Feds accuse bank insider of massive data heist
Thumb drive skirts subprime security
A financial analyst for Countrywide Home Financial, one of the world's biggest and most troubled mortgage lenders, has been arrested and charged with stealing personal information concerning a breathtaking number of the company's customers.
Rene Rebollo, 36, of Pasadena, California, downloaded 20,000 customer profiles including names and social security numbers just about every week for about two years, according to documents filed in federal court in Los Angeles. He would then sell the purloined information for about $500 per 20,000 profiles to various buyers. He netted as much as $70,000 through the scheme, prosecutors alleged.
Although Countrywide had technology in place to disable flash drives on employee computers, Rebollo was able to circumvent the safeguard by making use of a PC that didn't have it installed. Countrywide is one of the biggest providers of subprime mortgages, which offered people with bad credit housing loans.

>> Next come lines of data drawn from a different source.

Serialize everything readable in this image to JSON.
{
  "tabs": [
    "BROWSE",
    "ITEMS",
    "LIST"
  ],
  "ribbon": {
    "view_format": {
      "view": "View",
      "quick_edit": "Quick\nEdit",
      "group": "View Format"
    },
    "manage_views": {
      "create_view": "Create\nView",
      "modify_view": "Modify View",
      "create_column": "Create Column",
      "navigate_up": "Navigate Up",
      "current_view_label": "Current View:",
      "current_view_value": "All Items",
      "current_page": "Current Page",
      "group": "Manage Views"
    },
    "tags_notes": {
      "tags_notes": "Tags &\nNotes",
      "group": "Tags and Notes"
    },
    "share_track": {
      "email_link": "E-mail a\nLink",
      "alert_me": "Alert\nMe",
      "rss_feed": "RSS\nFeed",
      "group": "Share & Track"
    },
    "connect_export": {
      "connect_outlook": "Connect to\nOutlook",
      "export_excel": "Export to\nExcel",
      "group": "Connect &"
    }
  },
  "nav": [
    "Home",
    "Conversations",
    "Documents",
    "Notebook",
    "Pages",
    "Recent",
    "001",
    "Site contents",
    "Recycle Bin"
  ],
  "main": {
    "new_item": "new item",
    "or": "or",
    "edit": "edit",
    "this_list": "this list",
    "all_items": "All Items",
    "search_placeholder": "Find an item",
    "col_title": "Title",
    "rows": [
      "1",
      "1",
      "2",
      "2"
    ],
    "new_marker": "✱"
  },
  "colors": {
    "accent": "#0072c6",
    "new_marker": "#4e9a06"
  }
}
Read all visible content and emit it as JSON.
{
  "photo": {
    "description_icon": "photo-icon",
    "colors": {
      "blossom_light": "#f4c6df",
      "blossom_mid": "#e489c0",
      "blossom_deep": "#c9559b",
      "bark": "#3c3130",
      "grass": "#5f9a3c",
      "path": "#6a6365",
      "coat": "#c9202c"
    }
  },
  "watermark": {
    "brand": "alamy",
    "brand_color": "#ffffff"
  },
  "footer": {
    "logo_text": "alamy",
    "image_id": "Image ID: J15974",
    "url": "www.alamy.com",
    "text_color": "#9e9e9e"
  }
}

In many cases, the loans came with low introductory interest rates that would eventually reset to much higher rates. Attorneys general from Illinois and California have sued the lender for practices that were allegedly unfair and deceptive.
Earlier this year, Countrywide was acquired by Bank of America. Subprime loans are one of the key causes of the current mortgage debacle rocking the US economy.
Rebollo was able to obtain specific types of Countrywide customer data thanks to his access to many of the company's different databases. He typically accessed the information on Sunday evenings from his workplace. He downloaded the information onto thumb drives. He would then physically sell the drive to people claiming to be data thieves or would email the data, usually in Excel spreadsheets, from a computer at a Kinko's shop.
He has been charged with exceeding authorized access to the computer of a financial institution and faces a maximum penalty of five years in prison. He was arrested Friday and released on an $85,000 bond. Rebollo's attorney didn't return a message seeking comment for this story.
A second person, 25-year-old Wahid Siddiqi of Thousand Oaks, California, was also arrested in the case and accused of purchasing some of the Countrywide data. Siddiqi is charged with fraud and faces 15 years. Siddiqi is scheduled to appear in court on Monday afternoon, California time. ®